1) Bitcoins are not backed by any government. Hello, isn’t that the point? Gold and silver aren’t backed by any government either (although they used to be used to back the now truly “virtual” currencies that are only backed by armies and constitutions, which history shows have been known to fail).
2) Bitcoins are highly volatile. The latest report notes the two days the price fell the sharpest; it makes no mention of the three times it rose exponentially, nor the end result that the price of bitcoin today, despite dropping significantly from its December 2013 peak, is nonetheless more than 50x what it was 24 months ago. I don’t recall the CFPB warning us not to buy Amazon stock at $106 before it then crashed down to under $7 (it’s more than $300 today). In other words, bitcoin is not unique in its fluctuation for a game-changing commodity or security.
3) You can lose your bitcoins or someone can steal them. You can also lose your dollar bills or have them stolen from you on any street corner.
4) There is no federal insurance on bitcoin accounts. Remember that what that FDIC insurance is guarding you against is rogue bankers making off with your money, which has obviously happened enough (google “savings and loan crisis 1980s” – this is when nearly half the nation’s savings and loan associations went bankrupt and the FSLIC became insolvent and required a government bailout) that it’s been a necessary component of banking. With bitcoin, one can be perfectly safe with common security measures such as cold storage and encrypted paper wallets, and there are services that will insure the value of holding those pieces of paper in a vault.

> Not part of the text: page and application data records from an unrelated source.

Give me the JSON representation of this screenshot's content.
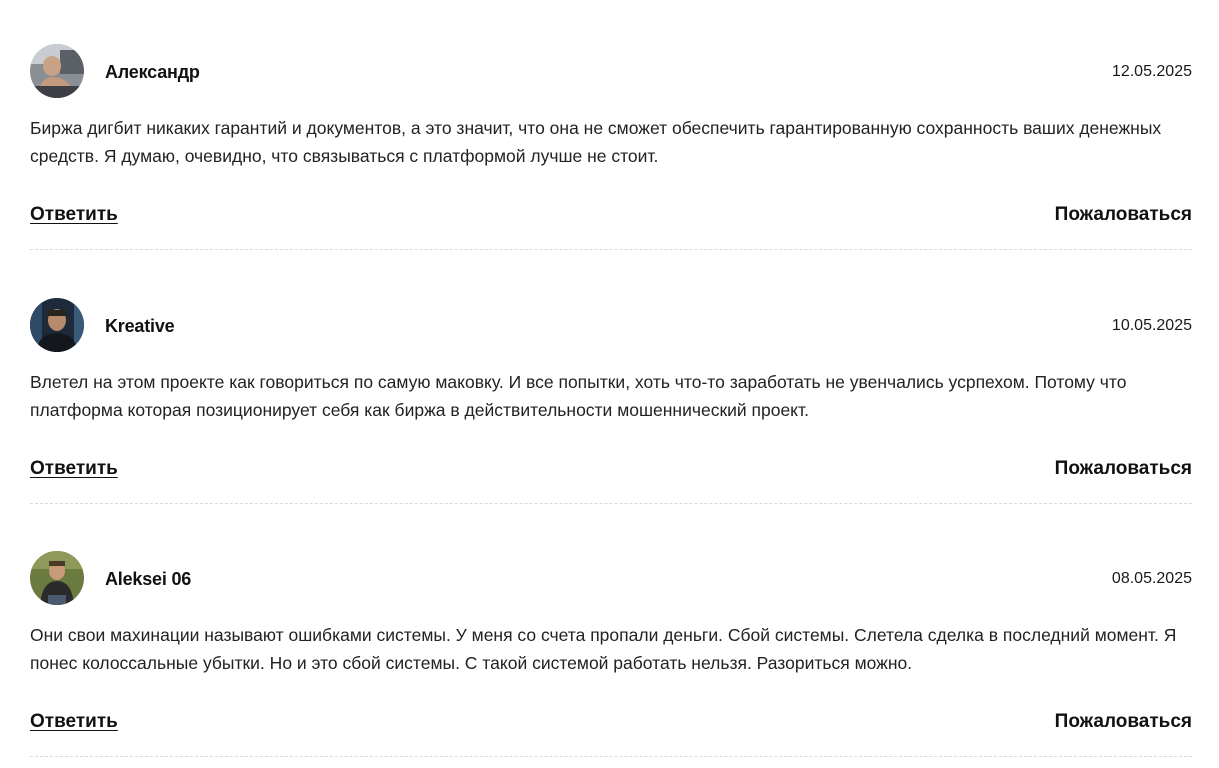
{
  "comments": [
    {
      "author": "Александр",
      "date": "12.05.2025",
      "text": "Биржа дигбит никаких гарантий и документов, а это значит, что она не сможет обеспечить гарантированную сохранность ваших денежных средств. Я думаю, очевидно, что связываться с платформой лучше не стоит.",
      "reply_label": "Ответить",
      "report_label": "Пожаловаться"
    },
    {
      "author": "Kreative",
      "date": "10.05.2025",
      "text": "Влетел на этом проекте как говориться по самую маковку. И все попытки, хоть что-то заработать не увенчались усрпехом. Потому что платформа которая позиционирует себя как биржа в действительности мошеннический проект.",
      "reply_label": "Ответить",
      "report_label": "Пожаловаться"
    },
    {
      "author": "Aleksei 06",
      "date": "08.05.2025",
      "text": "Они свои махинации называют ошибками системы. У меня со счета пропали деньги. Сбой системы. Слетела сделка в последний момент. Я понес колоссальные убытки. Но и это сбой системы. С такой системой работать нельзя. Разориться можно.",
      "reply_label": "Ответить",
      "report_label": "Пожаловаться"
    }
  ]
}
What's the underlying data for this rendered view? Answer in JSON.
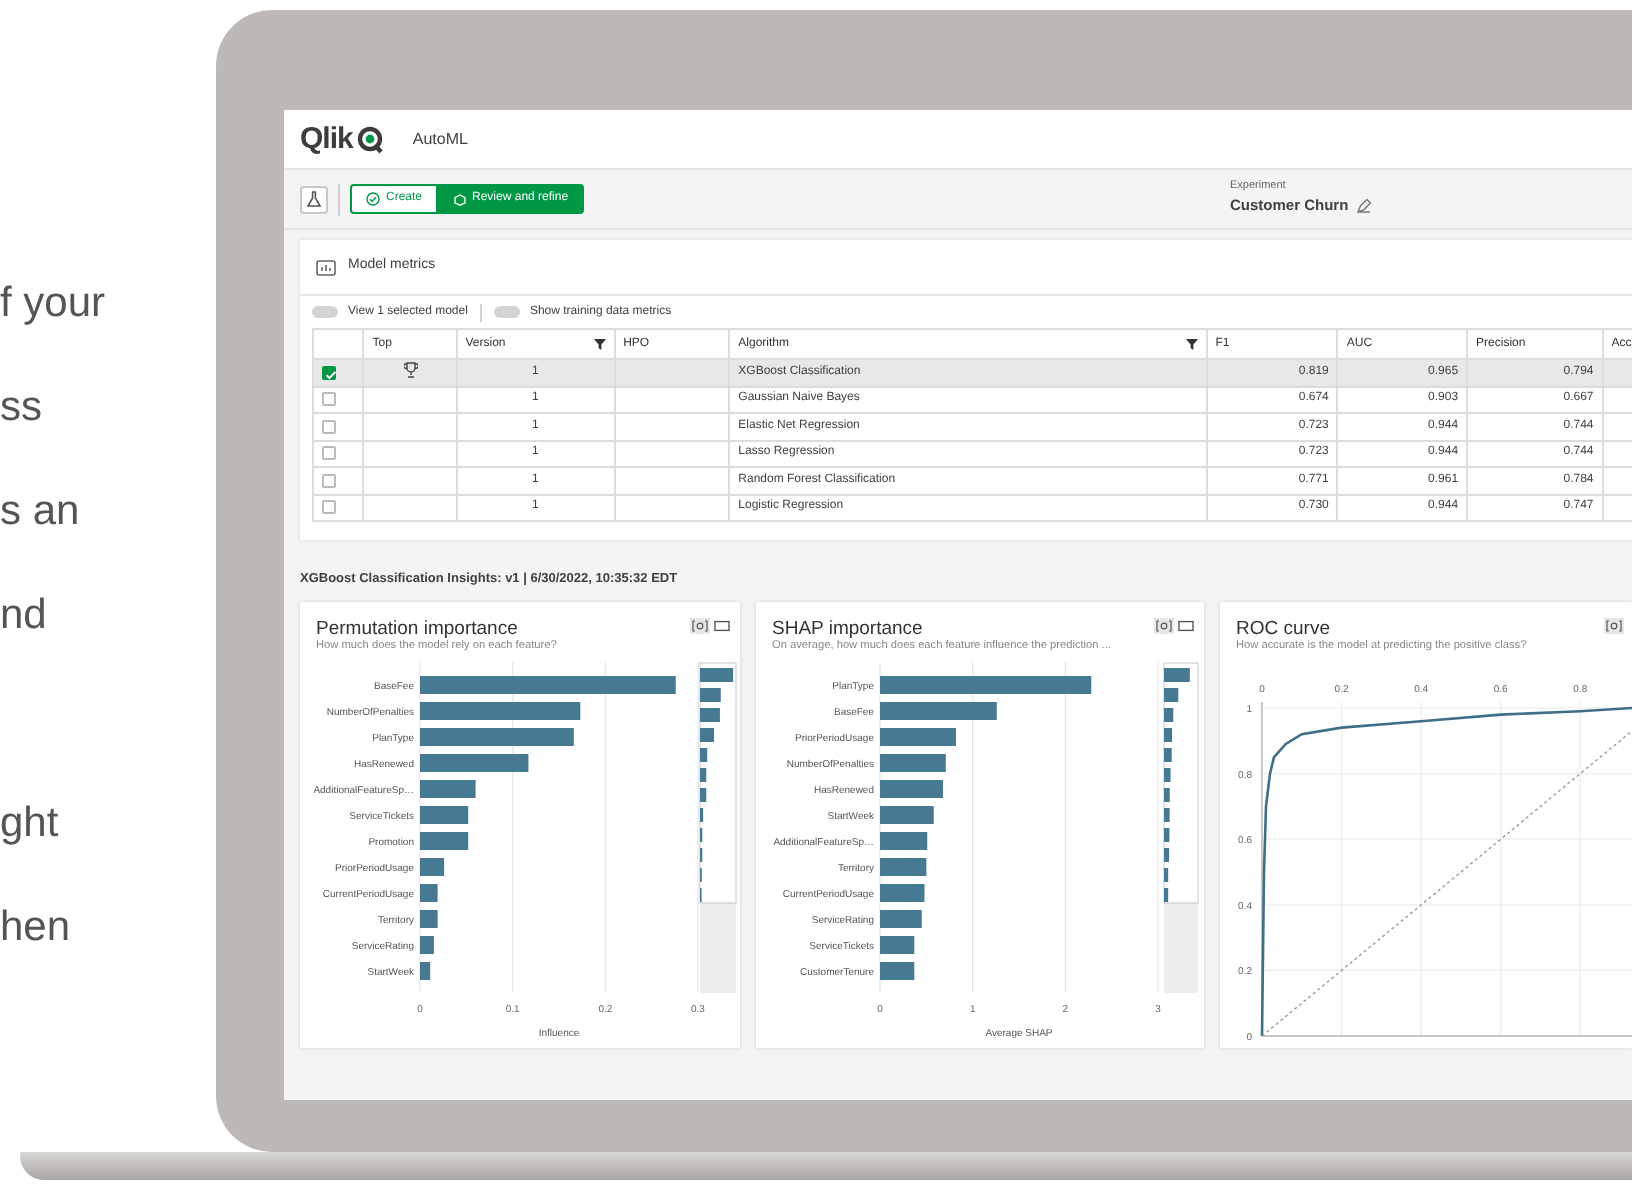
{
  "side_text": {
    "lines": [
      "f your",
      "ss",
      "s an",
      "nd",
      "ght",
      "hen"
    ]
  },
  "app": {
    "logo": "Qlik",
    "title": "AutoML"
  },
  "steps": [
    {
      "label": "Create",
      "selected": false
    },
    {
      "label": "Review and refine",
      "selected": true
    }
  ],
  "experiment": {
    "label": "Experiment",
    "name": "Customer Churn"
  },
  "model_metrics": {
    "title": "Model metrics",
    "toggles": [
      {
        "label": "View 1 selected model",
        "on": false
      },
      {
        "label": "Show training data metrics",
        "on": false
      }
    ],
    "columns": [
      {
        "label": "Top",
        "filter": false
      },
      {
        "label": "Version",
        "filter": true
      },
      {
        "label": "HPO",
        "filter": false
      },
      {
        "label": "Algorithm",
        "filter": true
      },
      {
        "label": "F1",
        "filter": false
      },
      {
        "label": "AUC",
        "filter": false
      },
      {
        "label": "Precision",
        "filter": false
      },
      {
        "label": "Acc",
        "filter": false
      }
    ],
    "rows": [
      {
        "checked": true,
        "selected": true,
        "top": true,
        "cells": [
          null,
          "1",
          null,
          "XGBoost Classification",
          "0.819",
          "0.965",
          "0.794"
        ]
      },
      {
        "checked": false,
        "selected": false,
        "top": false,
        "cells": [
          null,
          "1",
          null,
          "Gaussian Naive Bayes",
          "0.674",
          "0.903",
          "0.667"
        ]
      },
      {
        "checked": false,
        "selected": false,
        "top": false,
        "cells": [
          null,
          "1",
          null,
          "Elastic Net Regression",
          "0.723",
          "0.944",
          "0.744"
        ]
      },
      {
        "checked": false,
        "selected": false,
        "top": false,
        "cells": [
          null,
          "1",
          null,
          "Lasso Regression",
          "0.723",
          "0.944",
          "0.744"
        ]
      },
      {
        "checked": false,
        "selected": false,
        "top": false,
        "cells": [
          null,
          "1",
          null,
          "Random Forest Classification",
          "0.771",
          "0.961",
          "0.784"
        ]
      },
      {
        "checked": false,
        "selected": false,
        "top": false,
        "cells": [
          null,
          "1",
          null,
          "Logistic Regression",
          "0.730",
          "0.944",
          "0.747"
        ]
      }
    ]
  },
  "insights_title": "XGBoost Classification Insights: v1 | 6/30/2022, 10:35:32 EDT",
  "charts": [
    {
      "title": "Permutation importance",
      "subtitle": "How much does the model rely on each feature?",
      "chart_data": {
        "type": "bar",
        "orientation": "horizontal",
        "xlabel": "Influence",
        "grid": true,
        "categories": [
          "BaseFee",
          "NumberOfPenalties",
          "PlanType",
          "HasRenewed",
          "AdditionalFeatureSp…",
          "ServiceTickets",
          "Promotion",
          "PriorPeriodUsage",
          "CurrentPeriodUsage",
          "Territory",
          "ServiceRating",
          "StartWeek"
        ],
        "values": [
          0.276,
          0.173,
          0.166,
          0.117,
          0.06,
          0.052,
          0.052,
          0.026,
          0.019,
          0.019,
          0.015,
          0.011
        ],
        "xlim": [
          0,
          0.3
        ],
        "xticks": [
          0,
          0.1,
          0.2,
          0.3
        ]
      }
    },
    {
      "title": "SHAP importance",
      "subtitle": "On average, how much does each feature influence the prediction ...",
      "chart_data": {
        "type": "bar",
        "orientation": "horizontal",
        "xlabel": "Average SHAP",
        "grid": true,
        "categories": [
          "PlanType",
          "BaseFee",
          "PriorPeriodUsage",
          "NumberOfPenalties",
          "HasRenewed",
          "StartWeek",
          "AdditionalFeatureSp…",
          "Territory",
          "CurrentPeriodUsage",
          "ServiceRating",
          "ServiceTickets",
          "CustomerTenure"
        ],
        "values": [
          2.28,
          1.26,
          0.82,
          0.71,
          0.68,
          0.58,
          0.51,
          0.5,
          0.48,
          0.45,
          0.37,
          0.37
        ],
        "xlim": [
          0,
          3
        ],
        "xticks": [
          0,
          1,
          2,
          3
        ]
      }
    },
    {
      "title": "ROC curve",
      "subtitle": "How accurate is the model at predicting the positive class?",
      "chart_data": {
        "type": "line",
        "grid": true,
        "x": [
          0,
          0.005,
          0.01,
          0.02,
          0.03,
          0.06,
          0.1,
          0.2,
          0.4,
          0.6,
          0.8,
          0.93
        ],
        "series": [
          {
            "color": "#3f6f87",
            "line_style": "solid",
            "values": [
              0,
              0.5,
              0.7,
              0.8,
              0.85,
              0.89,
              0.92,
              0.94,
              0.96,
              0.98,
              0.99,
              1
            ]
          },
          {
            "color": "#9a9a9a",
            "line_style": "dashed",
            "values": [
              0,
              0.005,
              0.01,
              0.02,
              0.03,
              0.06,
              0.1,
              0.2,
              0.4,
              0.6,
              0.8,
              0.93
            ]
          }
        ],
        "xlim": [
          0,
          0.93
        ],
        "ylim": [
          0,
          1
        ],
        "xticks": [
          0,
          0.2,
          0.4,
          0.6,
          0.8
        ],
        "yticks": [
          0,
          0.2,
          0.4,
          0.6,
          0.8,
          1
        ]
      }
    }
  ]
}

5) Bitcoin has been used in crimes. The CFPB didn’t mention Silk Road or the potential for money laundering, probably because they’re both outside its jurisdiction, but they toted out a 2011 scheme where a Texas man bought 700,000 bitcoins at $6 apiece and then spent much of the money in a Ponzi scheme. Had he simply held onto the coins, they’d be worth nearly 100x what they were when he bought them. It goes without saying that one can use anything from pork bellies to potato chips in a Ponzi scheme, but that doesn’t make them risky by that fact alone.
As Congressman Jared Polis noted earlier this year in his satirical call for banning the dollar bill, in response to Senator Joe Manchin’s banning of bitcoin, the U.S. dollar is not exactly clean on the criteria summoned up in most of these damnations:
Dollar bills are present in nearly all major drug busts in the United States and many abroad. According to the U.S. Department of Justice study, “Crime in the United States,” more than $1 billion in cash was stolen in 2012, of which less than 3% was recovered. The United States’ Dollar was present by the truck load in Saddam Hussein’s compound, by the carload when Noriega was arrested for drug trafficking, and by the suitcase full in the Watergate case.
We’ve moved past early attempts to radically censor the Internet. We’ve moved past having state officials looking for pedophiles in every MySpace user profile. Let’s accept the fact that bitcoin and digital currency is here to stay and spend our time keeping as much of the innovation for this potential trillion-dollar innovation in the U.S. as we can, instead of ceding our community’s advancements to friendlier jurisdictions from London to Singapore, from Andorra to the Isle of Man.